However, state Sen. Ken Yager, R-Kingston, the bill's sponsor, said the language in the legislation was unintendedly broadened and will be amended before final consideration.

As written, Senate Bill 812 — the companion bill of which is sponsored in the House by Rep. Kelly Keisling, R-Byrdstown — would assess a $10 fee for non-residents of Scott County who operate off-highway vehicles on recreational trails, public or private, during event periods. Local residents would be assessed a $4 fee.

An event period is defined as a scheduled happening that will attract 5,000 or more people over a seven-day period.

The bill is the result of a resolution passed by Scott County Commission requesting the state amend a recent law to impose an additional fee on ATV registrations.

That law, which took effect Jan. 1, allows side-by-side ATVs to be operated on any public road, with the exception of state or federal highways, with a registration that can be purchased from the state. Scott County has argued that because most of the registration fee is collected by the state, with only a small administrative fee returned to local government, the state should allow for an additional fee to be charged for ATVs that are registered in Scott County. Proponents of the amended law on County Commission have argued that the local-option fee would help offset costs incurred by Scott County during event weekends hosted by Brimstone and Trails End Campground.

County Commission originally considered asking for a private act that would apply only to Scott County. After much discussion, including conversations with the county's delegation in the state legislature, commissioners opted to approve a resolution seeking an amendment to the general law.

The result of that resolution, Senate Bill 812, refers to Scott County as the "Adventure Tourism Capital of Tennessee," and states that recent large, off-highway vehicle events have attracted thousands of people to the county. Because those events have "placed an increased burden on the county government to provide emergency services, including law enforcement, first aid, and ambulance services, all of which are disproportionate to the ordinary needs of local communities within Scott County," the bill reads, and because the activities have also resulted in an increased burden on the local road department for road maintenance, the bill seeks a temporary permit fee for each off-highway vehicle "operated on any private or public recreational trail or area as part of a large event."

The cost would be $10 for non-residents and $4 for local residents. The legislation would require 50 percent of the proceeds from the temporary permit fee to be collected by the county for emergency services, with the other 50 percent designated for other expenses incurred by the county as a result of the ATV events.

While the legislation is specific to Scott County, its language is specifically worded to further restrict it to just Scott County. As written, it would apply only to counties having a population of 22,000 to 22,245 as of the 2010 federal census or any subsequent census. Scott County's population as of the 2010 census was 22,240.

As written, the legislation would charge a $10 permit fee for any ATV riding on trails that are maintained by Brimstone during events such as its upcoming White Knuckle Event on Memorial Day weekend, although the potential new law would not apply to the 2017 White Knuckle Event because it would not take effect until July 1.

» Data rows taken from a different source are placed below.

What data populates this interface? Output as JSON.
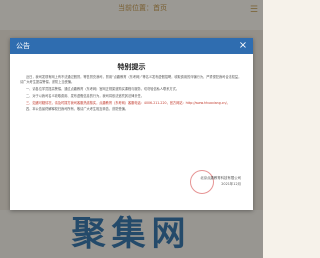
{
  "background": {
    "site_logo": "当前位置：首页",
    "menu_icon": "menu-icon",
    "watermark_text": "聚集网"
  },
  "modal": {
    "title": "公告",
    "close_label": "×",
    "heading": "特别提示",
    "paragraphs": [
      "近日，我司发现有网上有不法通过假冒，等售冒充我司，冒用“点趣教育（东考网）”等名义发布虚假招聘，收取费用的诈骗行为，严重侵犯我司合法权益，请广大考生提高警惕，谨防上当受骗。",
      "一、请各位学员提高警惕，通过点趣教育（东考网）官网正规渠道购买课程与服务，切勿轻信私人联系方式。",
      "二、对于以我司名义收取费用、发布虚假信息的行为，我司将依法追究其法律责任。",
      "三、如遇可疑情况，请及时拨打我司客服热线核实，点趣教育（东考网）客服电话：4006-211-220，官方网站：http://www.hhuaxiang.cn/。",
      "四、本公告最终解释权归我司所有，敬请广大考生相互转告，谨防受骗。"
    ],
    "signature_company": "北京点趣教育科技有限公司",
    "signature_date": "2021年12月"
  }
}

In discussions prior to passing the resolution seeking an amendment to the state law, Scott County Commission did not discuss an additional fee for ATVs being operated on recreational trails. Contacted by the Independent Herald Wednesday, Yager said the bill was unintentionally broadened beyond the intent of Scott County when it was written by the Senate's legal staff. Those staffers are responsible for authoring legislation on behalf of the Senate members.

Yager added that the bill will be amended. He said he had been in contact with Scott County attorney John Beaty, and that the amended version of the legislation would reflect the intent of County Commission's original resolution.

The legislation was deferred in the Senate's Transportation and Safety Committee earlier this week, and has been scheduled to be heard on Monday. The House version of the legislation has been placed on the calendar of the House Transportation Subcommittee for Wednesday, March 22. Yager said further action will be postponed until the bill is amended.